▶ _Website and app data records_
--------
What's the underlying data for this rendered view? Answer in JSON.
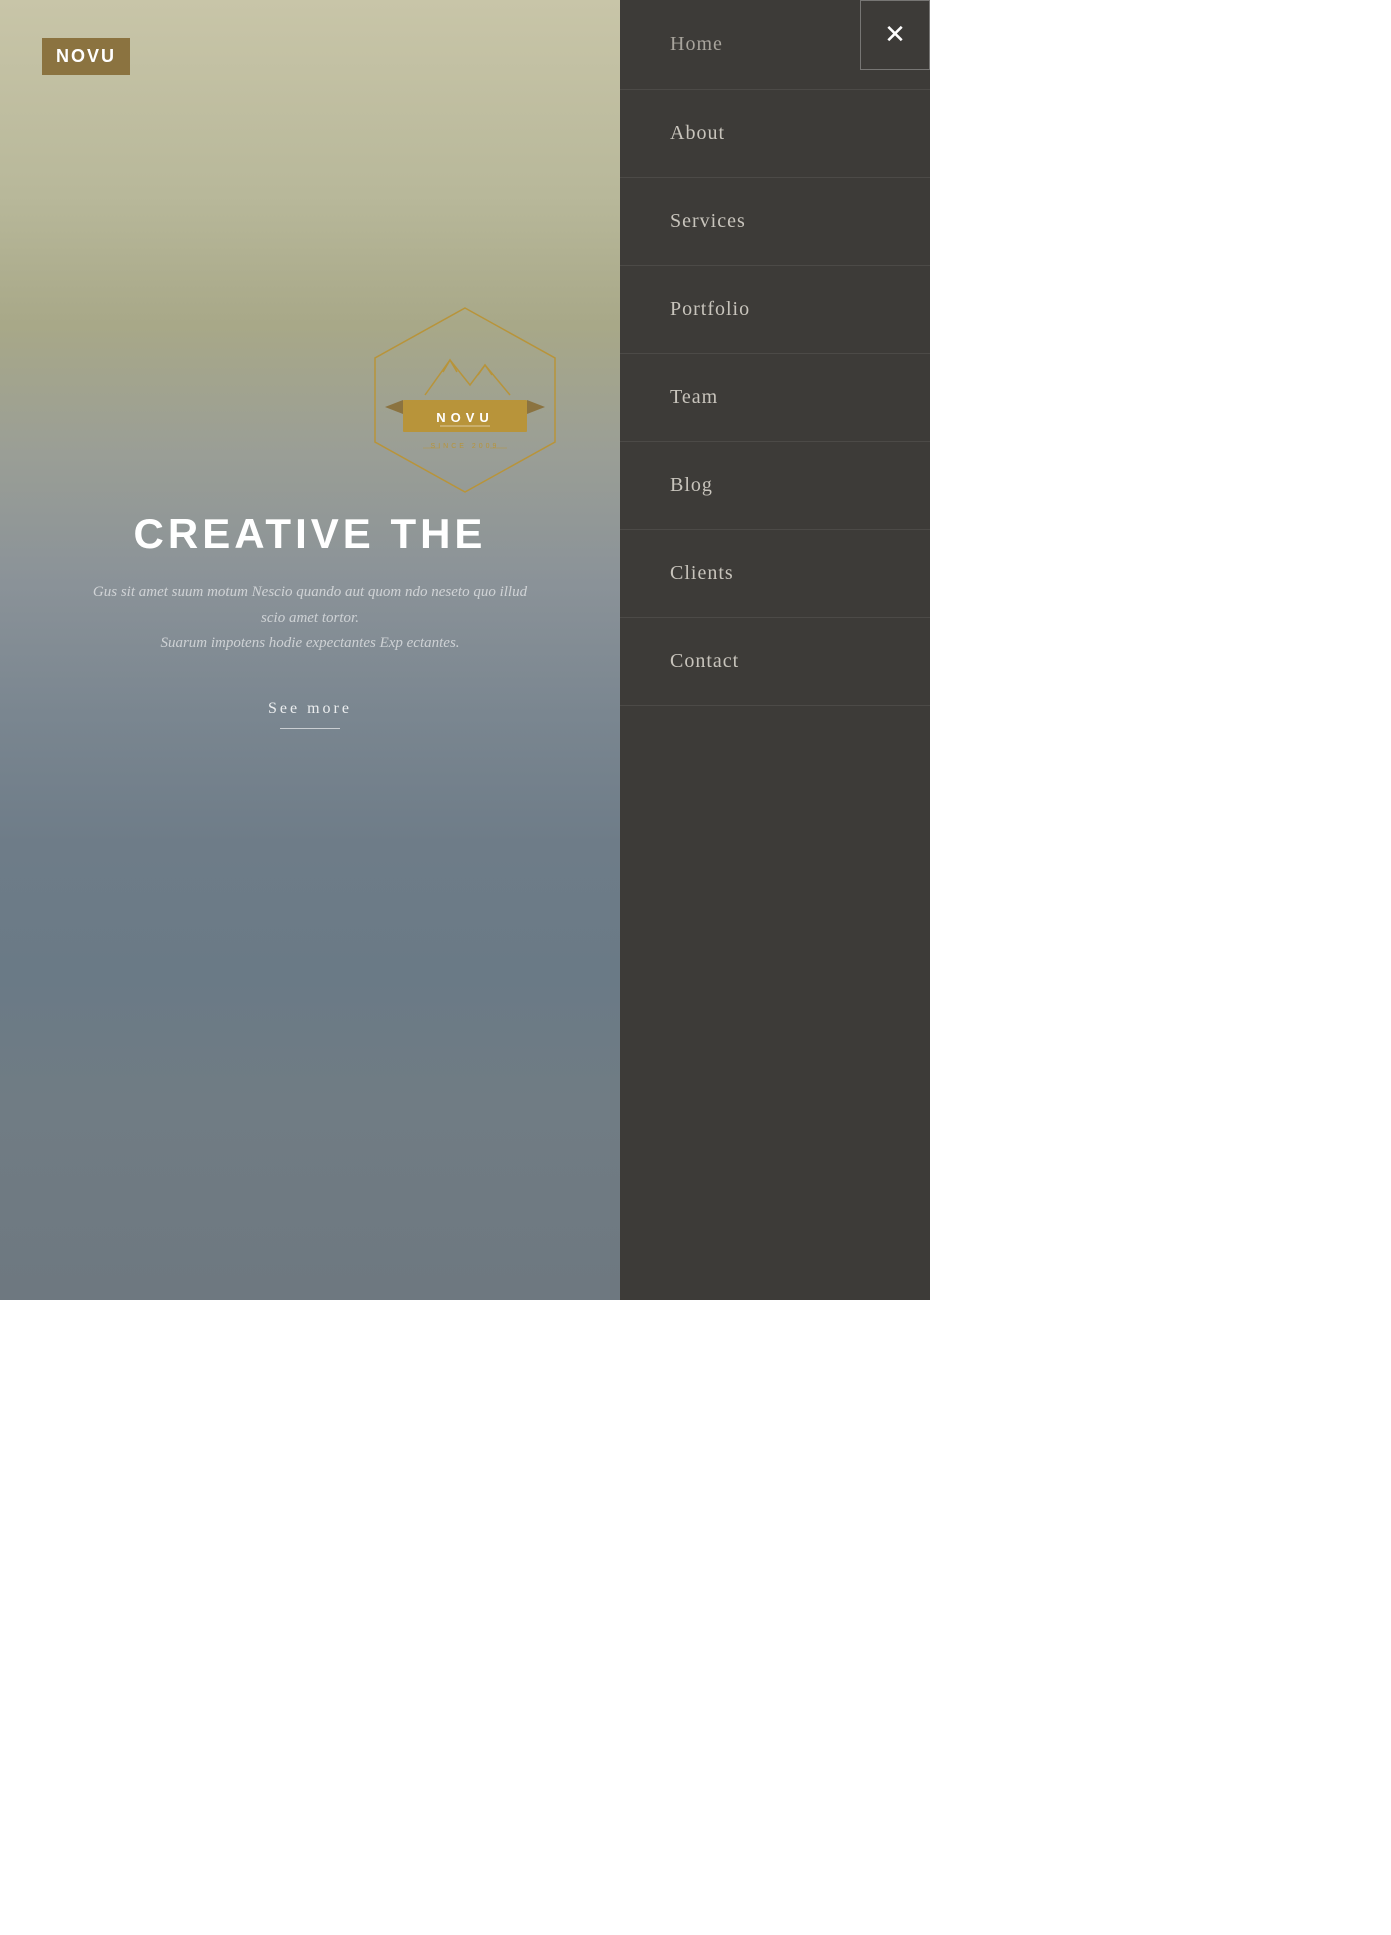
{
  "logo": {
    "text": "NOVU"
  },
  "badge": {
    "name": "NOVU",
    "since": "SINCE 2009"
  },
  "hero": {
    "title": "CREATIVE THE",
    "subtitle_line1": "Gus sit amet suum motum Nescio quando aut quom ndo neseto quo illud",
    "subtitle_line2": "scio amet tortor.",
    "subtitle_line3": "Suarum impotens hodie expectantes Exp ectantes.",
    "cta": "See more"
  },
  "nav": {
    "close_label": "✕",
    "items": [
      {
        "label": "Home"
      },
      {
        "label": "About"
      },
      {
        "label": "Services"
      },
      {
        "label": "Portfolio"
      },
      {
        "label": "Team"
      },
      {
        "label": "Blog"
      },
      {
        "label": "Clients"
      },
      {
        "label": "Contact"
      }
    ]
  },
  "colors": {
    "accent_gold": "#8B7340",
    "nav_bg": "#3d3b38",
    "nav_text": "#c8c4bc"
  }
}
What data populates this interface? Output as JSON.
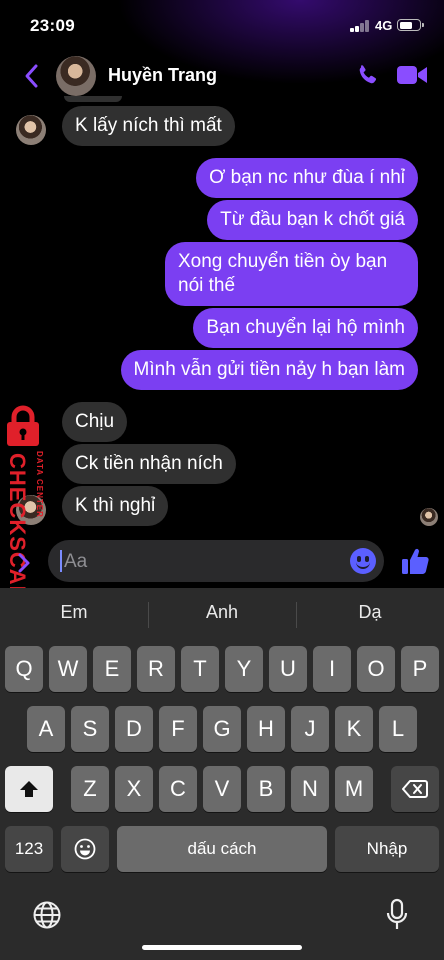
{
  "status_bar": {
    "time": "23:09",
    "network": "4G",
    "battery_level": 0.65
  },
  "header": {
    "contact_name": "Huyền Trang",
    "back_icon": "chevron-left-icon",
    "call_icon": "phone-icon",
    "video_icon": "video-camera-icon",
    "accent_color": "#8a4dff"
  },
  "messages": [
    {
      "sender": "contact",
      "text": "K lấy ních thì mất"
    },
    {
      "sender": "me",
      "text": "Ơ bạn nc như đùa í nhỉ"
    },
    {
      "sender": "me",
      "text": "Từ đầu bạn k chốt giá"
    },
    {
      "sender": "me",
      "text": "Xong chuyển tiền òy bạn nói thế"
    },
    {
      "sender": "me",
      "text": "Bạn chuyển lại hộ mình"
    },
    {
      "sender": "me",
      "text": "Mình vẫn gửi tiền nảy h bạn làm"
    },
    {
      "sender": "contact",
      "text": "Chịu"
    },
    {
      "sender": "contact",
      "text": "Ck tiền nhận ních"
    },
    {
      "sender": "contact",
      "text": "K thì nghỉ"
    }
  ],
  "bubble_colors": {
    "outgoing": "#7b3ff2",
    "incoming": "#303030"
  },
  "composer": {
    "placeholder": "Aa",
    "emoji_icon": "smiley-emoji-icon",
    "like_icon": "thumbs-up-icon",
    "expand_icon": "chevron-right-icon"
  },
  "watermark": {
    "brand": "CHECKSCAM.INFO",
    "subtitle": "DATA CENTER",
    "icon": "padlock-icon"
  },
  "keyboard": {
    "suggestions": [
      "Em",
      "Anh",
      "Dạ"
    ],
    "row1": [
      "Q",
      "W",
      "E",
      "R",
      "T",
      "Y",
      "U",
      "I",
      "O",
      "P"
    ],
    "row2": [
      "A",
      "S",
      "D",
      "F",
      "G",
      "H",
      "J",
      "K",
      "L"
    ],
    "row3": [
      "Z",
      "X",
      "C",
      "V",
      "B",
      "N",
      "M"
    ],
    "numbers_label": "123",
    "space_label": "dấu cách",
    "return_label": "Nhập",
    "shift_icon": "shift-arrow-icon",
    "delete_icon": "backspace-icon",
    "emoji_key_icon": "emoji-icon",
    "globe_icon": "globe-icon",
    "mic_icon": "microphone-icon"
  }
}
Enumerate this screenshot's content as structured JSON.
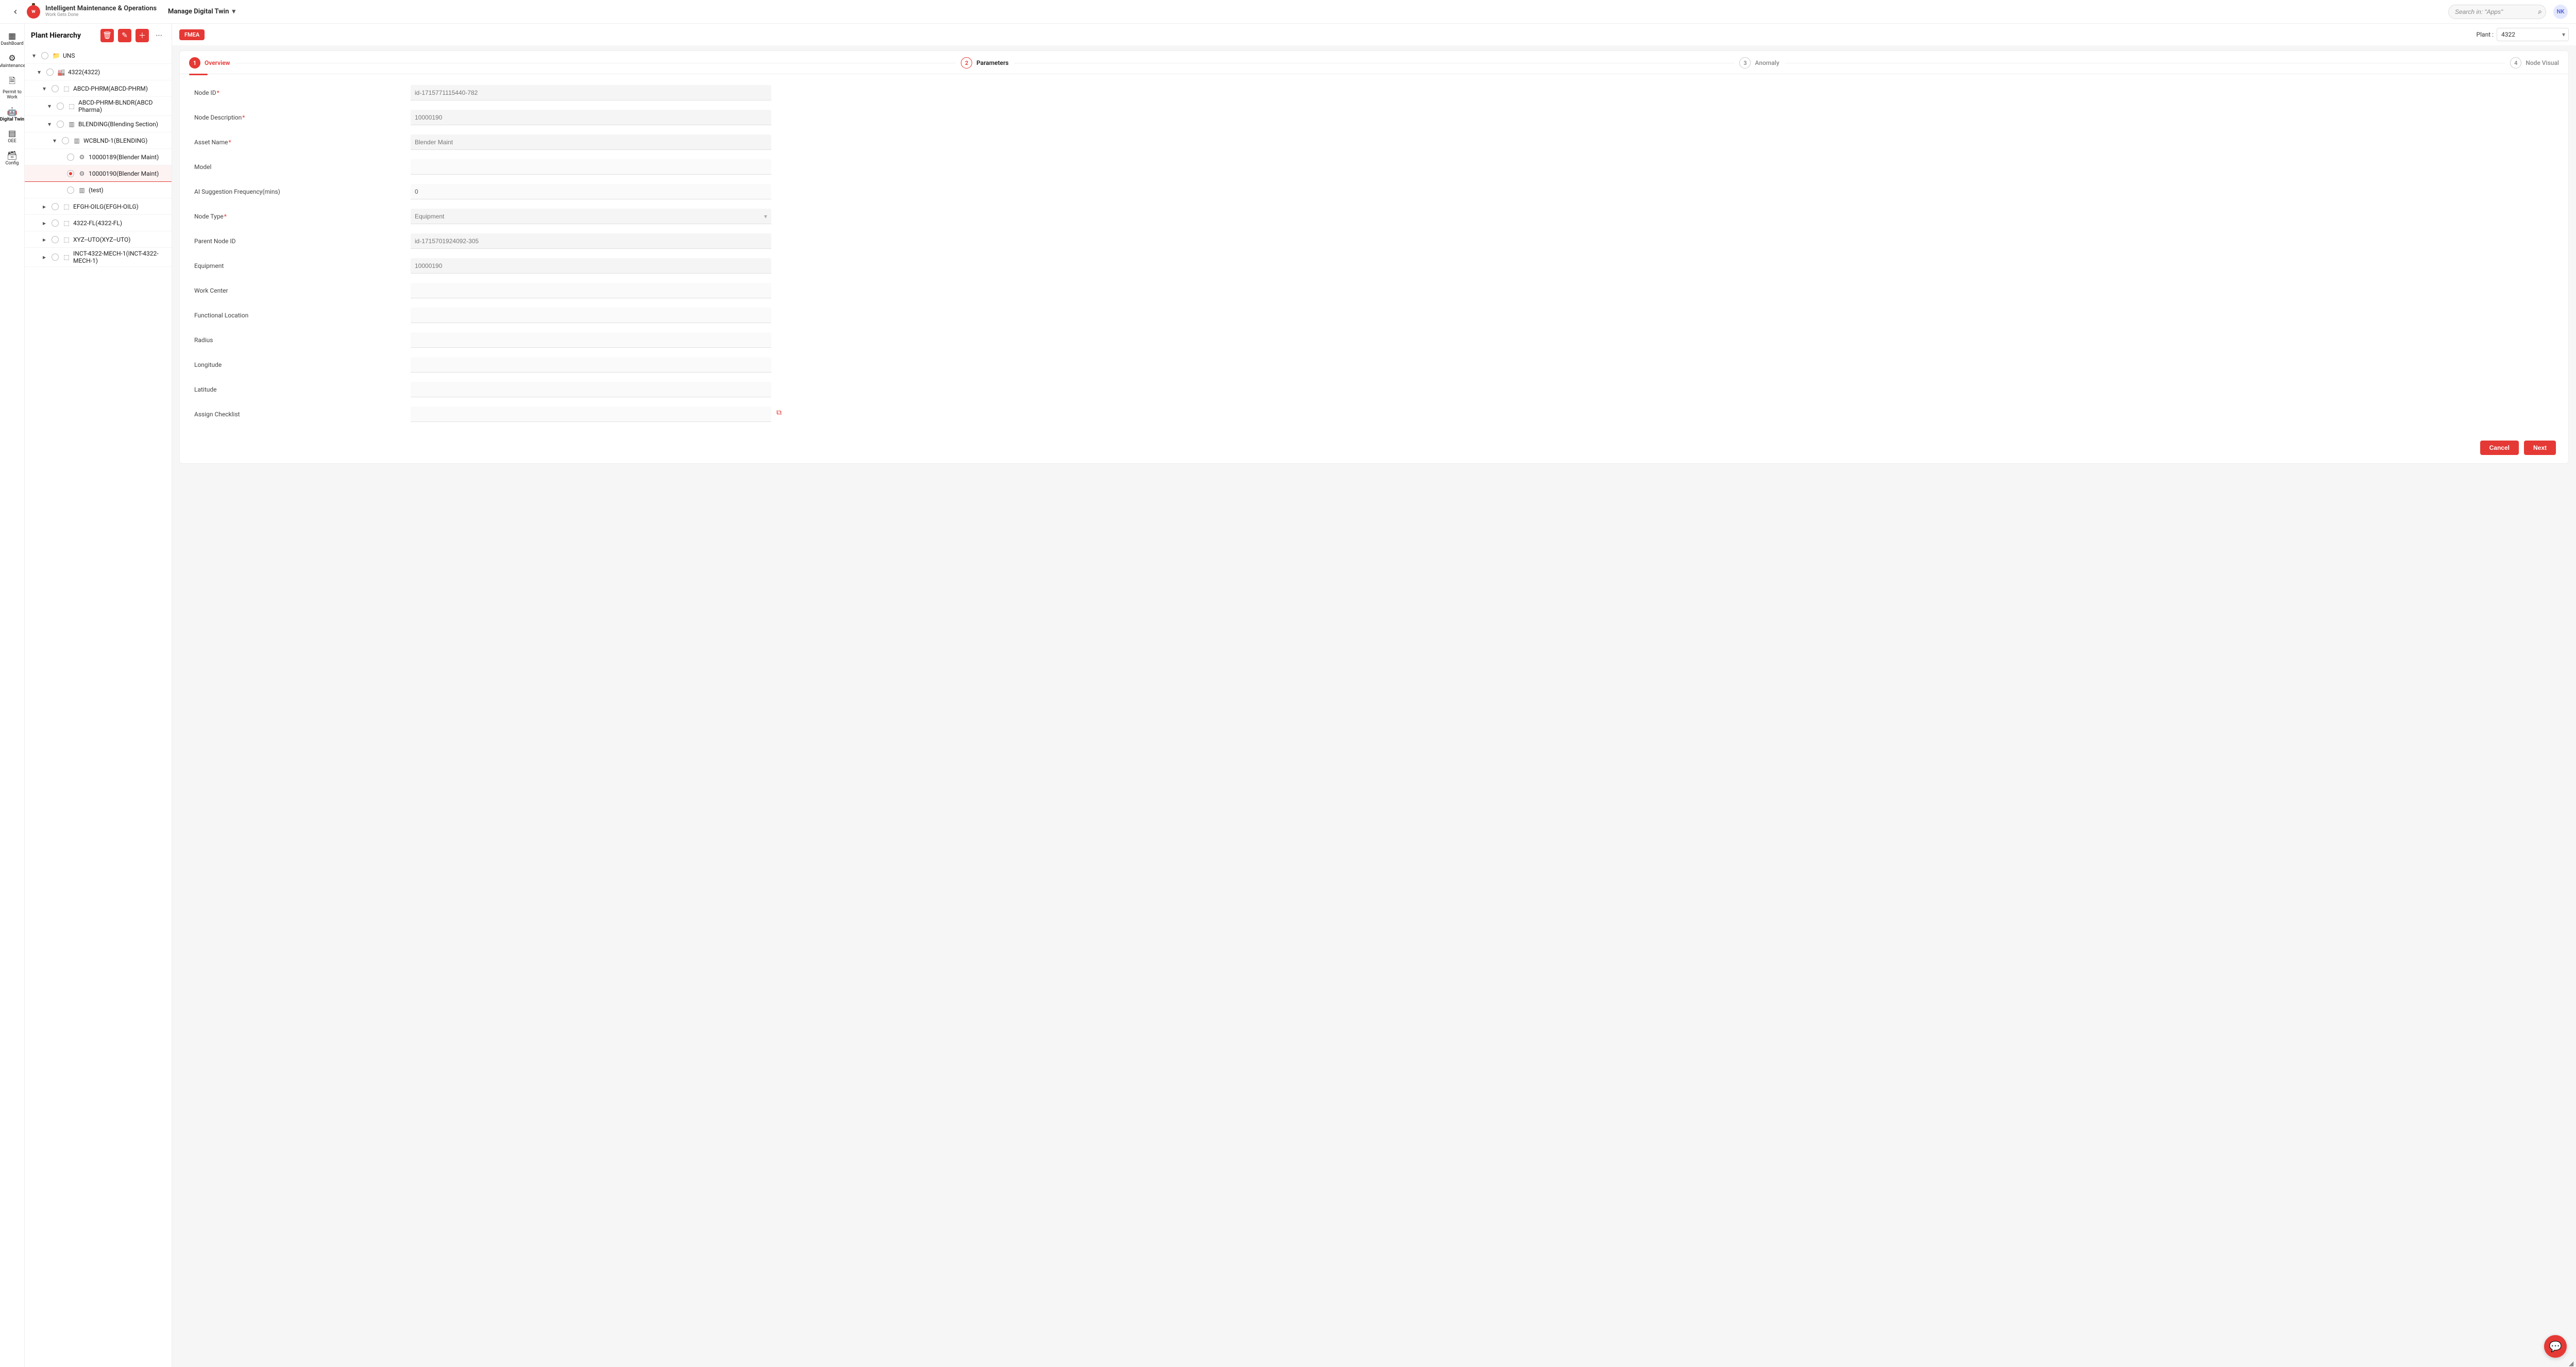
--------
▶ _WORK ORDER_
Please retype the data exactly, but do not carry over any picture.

▶ _EXERCISE RESPONSE_
What's the underlying data for this rendered view? Answer in JSON.
{
  "logo": {
    "text": "NOVU"
  },
  "badge": {
    "name": "NOVU",
    "since": "SINCE 2009"
  },
  "hero": {
    "title": "CREATIVE THE",
    "subtitle_line1": "Gus sit amet suum motum Nescio quando aut quom ndo neseto quo illud",
    "subtitle_line2": "scio amet tortor.",
    "subtitle_line3": "Suarum impotens hodie expectantes Exp ectantes.",
    "cta": "See more"
  },
  "nav": {
    "close_label": "✕",
    "items": [
      {
        "label": "Home"
      },
      {
        "label": "About"
      },
      {
        "label": "Services"
      },
      {
        "label": "Portfolio"
      },
      {
        "label": "Team"
      },
      {
        "label": "Blog"
      },
      {
        "label": "Clients"
      },
      {
        "label": "Contact"
      }
    ]
  },
  "colors": {
    "accent_gold": "#8B7340",
    "nav_bg": "#3d3b38",
    "nav_text": "#c8c4bc"
  }
}
What data populates this interface? Output as JSON.
{
  "status_bar": {
    "time": "23:09",
    "network": "4G",
    "battery_level": 0.65
  },
  "header": {
    "contact_name": "Huyền Trang",
    "back_icon": "chevron-left-icon",
    "call_icon": "phone-icon",
    "video_icon": "video-camera-icon",
    "accent_color": "#8a4dff"
  },
  "messages": [
    {
      "sender": "contact",
      "text": "K lấy ních thì mất"
    },
    {
      "sender": "me",
      "text": "Ơ bạn nc như đùa í nhỉ"
    },
    {
      "sender": "me",
      "text": "Từ đầu bạn k chốt giá"
    },
    {
      "sender": "me",
      "text": "Xong chuyển tiền òy bạn nói thế"
    },
    {
      "sender": "me",
      "text": "Bạn chuyển lại hộ mình"
    },
    {
      "sender": "me",
      "text": "Mình vẫn gửi tiền nảy h bạn làm"
    },
    {
      "sender": "contact",
      "text": "Chịu"
    },
    {
      "sender": "contact",
      "text": "Ck tiền nhận ních"
    },
    {
      "sender": "contact",
      "text": "K thì nghỉ"
    }
  ],
  "bubble_colors": {
    "outgoing": "#7b3ff2",
    "incoming": "#303030"
  },
  "composer": {
    "placeholder": "Aa",
    "emoji_icon": "smiley-emoji-icon",
    "like_icon": "thumbs-up-icon",
    "expand_icon": "chevron-right-icon"
  },
  "watermark": {
    "brand": "CHECKSCAM.INFO",
    "subtitle": "DATA CENTER",
    "icon": "padlock-icon"
  },
  "keyboard": {
    "suggestions": [
      "Em",
      "Anh",
      "Dạ"
    ],
    "row1": [
      "Q",
      "W",
      "E",
      "R",
      "T",
      "Y",
      "U",
      "I",
      "O",
      "P"
    ],
    "row2": [
      "A",
      "S",
      "D",
      "F",
      "G",
      "H",
      "J",
      "K",
      "L"
    ],
    "row3": [
      "Z",
      "X",
      "C",
      "V",
      "B",
      "N",
      "M"
    ],
    "numbers_label": "123",
    "space_label": "dấu cách",
    "return_label": "Nhập",
    "shift_icon": "shift-arrow-icon",
    "delete_icon": "backspace-icon",
    "emoji_key_icon": "emoji-icon",
    "globe_icon": "globe-icon",
    "mic_icon": "microphone-icon"
  }
}
Enumerate this screenshot's content as structured JSON.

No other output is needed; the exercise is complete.